[Data for review]

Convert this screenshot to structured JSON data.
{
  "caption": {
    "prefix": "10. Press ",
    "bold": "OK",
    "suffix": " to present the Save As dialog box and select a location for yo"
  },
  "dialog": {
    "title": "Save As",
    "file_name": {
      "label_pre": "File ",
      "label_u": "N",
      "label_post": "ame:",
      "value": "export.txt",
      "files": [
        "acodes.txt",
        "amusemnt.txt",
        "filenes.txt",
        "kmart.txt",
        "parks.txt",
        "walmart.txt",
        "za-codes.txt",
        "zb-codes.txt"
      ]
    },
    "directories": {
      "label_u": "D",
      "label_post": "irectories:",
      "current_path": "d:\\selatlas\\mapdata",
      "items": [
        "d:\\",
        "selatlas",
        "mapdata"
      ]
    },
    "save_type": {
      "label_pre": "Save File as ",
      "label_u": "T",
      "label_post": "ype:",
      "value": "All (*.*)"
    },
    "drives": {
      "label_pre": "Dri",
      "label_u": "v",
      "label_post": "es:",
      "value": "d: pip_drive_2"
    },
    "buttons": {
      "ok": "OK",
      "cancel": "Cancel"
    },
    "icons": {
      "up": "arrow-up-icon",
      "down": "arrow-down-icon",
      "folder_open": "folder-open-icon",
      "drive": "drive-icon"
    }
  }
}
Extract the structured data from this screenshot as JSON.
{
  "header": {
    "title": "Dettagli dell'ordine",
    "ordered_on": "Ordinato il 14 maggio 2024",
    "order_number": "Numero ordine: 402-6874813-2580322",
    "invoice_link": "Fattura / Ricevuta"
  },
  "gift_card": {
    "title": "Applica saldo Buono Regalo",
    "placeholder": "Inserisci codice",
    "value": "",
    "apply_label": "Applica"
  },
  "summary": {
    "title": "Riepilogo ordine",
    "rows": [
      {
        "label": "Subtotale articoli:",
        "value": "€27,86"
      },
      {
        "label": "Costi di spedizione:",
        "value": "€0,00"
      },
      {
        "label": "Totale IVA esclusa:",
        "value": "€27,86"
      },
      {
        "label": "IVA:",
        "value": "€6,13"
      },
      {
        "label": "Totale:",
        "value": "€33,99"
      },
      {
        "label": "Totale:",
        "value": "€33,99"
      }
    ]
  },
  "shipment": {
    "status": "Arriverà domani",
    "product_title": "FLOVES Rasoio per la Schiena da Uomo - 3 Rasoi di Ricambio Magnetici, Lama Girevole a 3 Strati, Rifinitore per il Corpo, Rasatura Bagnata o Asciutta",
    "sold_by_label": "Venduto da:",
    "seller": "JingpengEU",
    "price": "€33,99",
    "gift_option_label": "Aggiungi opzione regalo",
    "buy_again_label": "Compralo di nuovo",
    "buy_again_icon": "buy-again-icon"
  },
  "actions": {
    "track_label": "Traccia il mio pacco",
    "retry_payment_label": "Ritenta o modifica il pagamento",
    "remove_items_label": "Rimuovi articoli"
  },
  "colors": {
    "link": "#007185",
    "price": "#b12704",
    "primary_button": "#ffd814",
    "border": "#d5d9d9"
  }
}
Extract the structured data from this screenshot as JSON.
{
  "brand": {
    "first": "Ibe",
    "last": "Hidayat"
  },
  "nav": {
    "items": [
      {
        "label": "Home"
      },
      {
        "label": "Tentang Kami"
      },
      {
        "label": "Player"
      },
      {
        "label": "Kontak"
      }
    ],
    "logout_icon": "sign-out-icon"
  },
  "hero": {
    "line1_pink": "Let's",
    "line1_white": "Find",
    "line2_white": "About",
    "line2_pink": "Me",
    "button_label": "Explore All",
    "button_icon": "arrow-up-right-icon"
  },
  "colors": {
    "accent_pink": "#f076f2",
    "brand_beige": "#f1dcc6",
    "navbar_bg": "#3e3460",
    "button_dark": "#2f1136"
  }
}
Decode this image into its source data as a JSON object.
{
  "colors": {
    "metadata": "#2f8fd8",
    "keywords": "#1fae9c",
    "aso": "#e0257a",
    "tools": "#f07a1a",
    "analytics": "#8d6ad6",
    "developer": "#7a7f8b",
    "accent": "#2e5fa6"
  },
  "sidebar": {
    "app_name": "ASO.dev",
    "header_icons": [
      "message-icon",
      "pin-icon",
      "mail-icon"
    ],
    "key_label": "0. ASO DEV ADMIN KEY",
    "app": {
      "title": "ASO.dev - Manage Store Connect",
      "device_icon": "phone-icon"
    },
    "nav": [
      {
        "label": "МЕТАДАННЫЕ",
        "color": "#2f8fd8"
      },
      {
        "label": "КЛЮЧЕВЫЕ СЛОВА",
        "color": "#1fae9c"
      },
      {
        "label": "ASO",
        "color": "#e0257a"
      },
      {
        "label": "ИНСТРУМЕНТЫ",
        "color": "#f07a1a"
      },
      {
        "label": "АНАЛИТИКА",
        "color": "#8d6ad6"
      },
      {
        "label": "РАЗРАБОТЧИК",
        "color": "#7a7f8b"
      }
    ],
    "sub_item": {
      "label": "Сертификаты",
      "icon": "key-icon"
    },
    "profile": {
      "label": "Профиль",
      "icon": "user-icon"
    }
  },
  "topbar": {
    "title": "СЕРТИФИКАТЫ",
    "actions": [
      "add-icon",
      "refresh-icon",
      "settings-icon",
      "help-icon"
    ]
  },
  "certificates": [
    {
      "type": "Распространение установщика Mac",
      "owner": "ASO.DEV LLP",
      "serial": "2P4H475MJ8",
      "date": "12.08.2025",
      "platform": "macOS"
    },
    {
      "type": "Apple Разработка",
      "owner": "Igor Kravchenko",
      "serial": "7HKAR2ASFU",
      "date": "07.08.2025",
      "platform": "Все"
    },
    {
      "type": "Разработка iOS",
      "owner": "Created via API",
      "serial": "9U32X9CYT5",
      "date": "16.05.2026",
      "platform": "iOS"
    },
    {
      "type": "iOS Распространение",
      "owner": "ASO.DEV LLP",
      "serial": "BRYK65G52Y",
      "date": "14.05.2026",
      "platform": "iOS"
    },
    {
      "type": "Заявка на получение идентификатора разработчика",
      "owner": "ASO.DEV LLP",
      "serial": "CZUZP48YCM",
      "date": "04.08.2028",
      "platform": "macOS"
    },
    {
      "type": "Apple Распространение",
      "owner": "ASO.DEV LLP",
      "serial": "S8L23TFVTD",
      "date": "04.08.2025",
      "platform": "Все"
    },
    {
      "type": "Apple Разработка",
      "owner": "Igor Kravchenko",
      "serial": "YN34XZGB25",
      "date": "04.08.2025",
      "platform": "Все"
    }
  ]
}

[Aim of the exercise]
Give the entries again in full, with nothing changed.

[Written response]
Convert this screenshot to structured JSON data.
{
  "caption": {
    "prefix": "10. Press ",
    "bold": "OK",
    "suffix": " to present the Save As dialog box and select a location for yo"
  },
  "dialog": {
    "title": "Save As",
    "file_name": {
      "label_pre": "File ",
      "label_u": "N",
      "label_post": "ame:",
      "value": "export.txt",
      "files": [
        "acodes.txt",
        "amusemnt.txt",
        "filenes.txt",
        "kmart.txt",
        "parks.txt",
        "walmart.txt",
        "za-codes.txt",
        "zb-codes.txt"
      ]
    },
    "directories": {
      "label_u": "D",
      "label_post": "irectories:",
      "current_path": "d:\\selatlas\\mapdata",
      "items": [
        "d:\\",
        "selatlas",
        "mapdata"
      ]
    },
    "save_type": {
      "label_pre": "Save File as ",
      "label_u": "T",
      "label_post": "ype:",
      "value": "All (*.*)"
    },
    "drives": {
      "label_pre": "Dri",
      "label_u": "v",
      "label_post": "es:",
      "value": "d: pip_drive_2"
    },
    "buttons": {
      "ok": "OK",
      "cancel": "Cancel"
    },
    "icons": {
      "up": "arrow-up-icon",
      "down": "arrow-down-icon",
      "folder_open": "folder-open-icon",
      "drive": "drive-icon"
    }
  }
}
Extract the structured data from this screenshot as JSON.
{
  "header": {
    "title": "Dettagli dell'ordine",
    "ordered_on": "Ordinato il 14 maggio 2024",
    "order_number": "Numero ordine: 402-6874813-2580322",
    "invoice_link": "Fattura / Ricevuta"
  },
  "gift_card": {
    "title": "Applica saldo Buono Regalo",
    "placeholder": "Inserisci codice",
    "value": "",
    "apply_label": "Applica"
  },
  "summary": {
    "title": "Riepilogo ordine",
    "rows": [
      {
        "label": "Subtotale articoli:",
        "value": "€27,86"
      },
      {
        "label": "Costi di spedizione:",
        "value": "€0,00"
      },
      {
        "label": "Totale IVA esclusa:",
        "value": "€27,86"
      },
      {
        "label": "IVA:",
        "value": "€6,13"
      },
      {
        "label": "Totale:",
        "value": "€33,99"
      },
      {
        "label": "Totale:",
        "value": "€33,99"
      }
    ]
  },
  "shipment": {
    "status": "Arriverà domani",
    "product_title": "FLOVES Rasoio per la Schiena da Uomo - 3 Rasoi di Ricambio Magnetici, Lama Girevole a 3 Strati, Rifinitore per il Corpo, Rasatura Bagnata o Asciutta",
    "sold_by_label": "Venduto da:",
    "seller": "JingpengEU",
    "price": "€33,99",
    "gift_option_label": "Aggiungi opzione regalo",
    "buy_again_label": "Compralo di nuovo",
    "buy_again_icon": "buy-again-icon"
  },
  "actions": {
    "track_label": "Traccia il mio pacco",
    "retry_payment_label": "Ritenta o modifica il pagamento",
    "remove_items_label": "Rimuovi articoli"
  },
  "colors": {
    "link": "#007185",
    "price": "#b12704",
    "primary_button": "#ffd814",
    "border": "#d5d9d9"
  }
}
Extract the structured data from this screenshot as JSON.
{
  "brand": {
    "first": "Ibe",
    "last": "Hidayat"
  },
  "nav": {
    "items": [
      {
        "label": "Home"
      },
      {
        "label": "Tentang Kami"
      },
      {
        "label": "Player"
      },
      {
        "label": "Kontak"
      }
    ],
    "logout_icon": "sign-out-icon"
  },
  "hero": {
    "line1_pink": "Let's",
    "line1_white": "Find",
    "line2_white": "About",
    "line2_pink": "Me",
    "button_label": "Explore All",
    "button_icon": "arrow-up-right-icon"
  },
  "colors": {
    "accent_pink": "#f076f2",
    "brand_beige": "#f1dcc6",
    "navbar_bg": "#3e3460",
    "button_dark": "#2f1136"
  }
}
Decode this image into its source data as a JSON object.
{
  "colors": {
    "metadata": "#2f8fd8",
    "keywords": "#1fae9c",
    "aso": "#e0257a",
    "tools": "#f07a1a",
    "analytics": "#8d6ad6",
    "developer": "#7a7f8b",
    "accent": "#2e5fa6"
  },
  "sidebar": {
    "app_name": "ASO.dev",
    "header_icons": [
      "message-icon",
      "pin-icon",
      "mail-icon"
    ],
    "key_label": "0. ASO DEV ADMIN KEY",
    "app": {
      "title": "ASO.dev - Manage Store Connect",
      "device_icon": "phone-icon"
    },
    "nav": [
      {
        "label": "МЕТАДАННЫЕ",
        "color": "#2f8fd8"
      },
      {
        "label": "КЛЮЧЕВЫЕ СЛОВА",
        "color": "#1fae9c"
      },
      {
        "label": "ASO",
        "color": "#e0257a"
      },
      {
        "label": "ИНСТРУМЕНТЫ",
        "color": "#f07a1a"
      },
      {
        "label": "АНАЛИТИКА",
        "color": "#8d6ad6"
      },
      {
        "label": "РАЗРАБОТЧИК",
        "color": "#7a7f8b"
      }
    ],
    "sub_item": {
      "label": "Сертификаты",
      "icon": "key-icon"
    },
    "profile": {
      "label": "Профиль",
      "icon": "user-icon"
    }
  },
  "topbar": {
    "title": "СЕРТИФИКАТЫ",
    "actions": [
      "add-icon",
      "refresh-icon",
      "settings-icon",
      "help-icon"
    ]
  },
  "certificates": [
    {
      "type": "Распространение установщика Mac",
      "owner": "ASO.DEV LLP",
      "serial": "2P4H475MJ8",
      "date": "12.08.2025",
      "platform": "macOS"
    },
    {
      "type": "Apple Разработка",
      "owner": "Igor Kravchenko",
      "serial": "7HKAR2ASFU",
      "date": "07.08.2025",
      "platform": "Все"
    },
    {
      "type": "Разработка iOS",
      "owner": "Created via API",
      "serial": "9U32X9CYT5",
      "date": "16.05.2026",
      "platform": "iOS"
    },
    {
      "type": "iOS Распространение",
      "owner": "ASO.DEV LLP",
      "serial": "BRYK65G52Y",
      "date": "14.05.2026",
      "platform": "iOS"
    },
    {
      "type": "Заявка на получение идентификатора разработчика",
      "owner": "ASO.DEV LLP",
      "serial": "CZUZP48YCM",
      "date": "04.08.2028",
      "platform": "macOS"
    },
    {
      "type": "Apple Распространение",
      "owner": "ASO.DEV LLP",
      "serial": "S8L23TFVTD",
      "date": "04.08.2025",
      "platform": "Все"
    },
    {
      "type": "Apple Разработка",
      "owner": "Igor Kravchenko",
      "serial": "YN34XZGB25",
      "date": "04.08.2025",
      "platform": "Все"
    }
  ]
}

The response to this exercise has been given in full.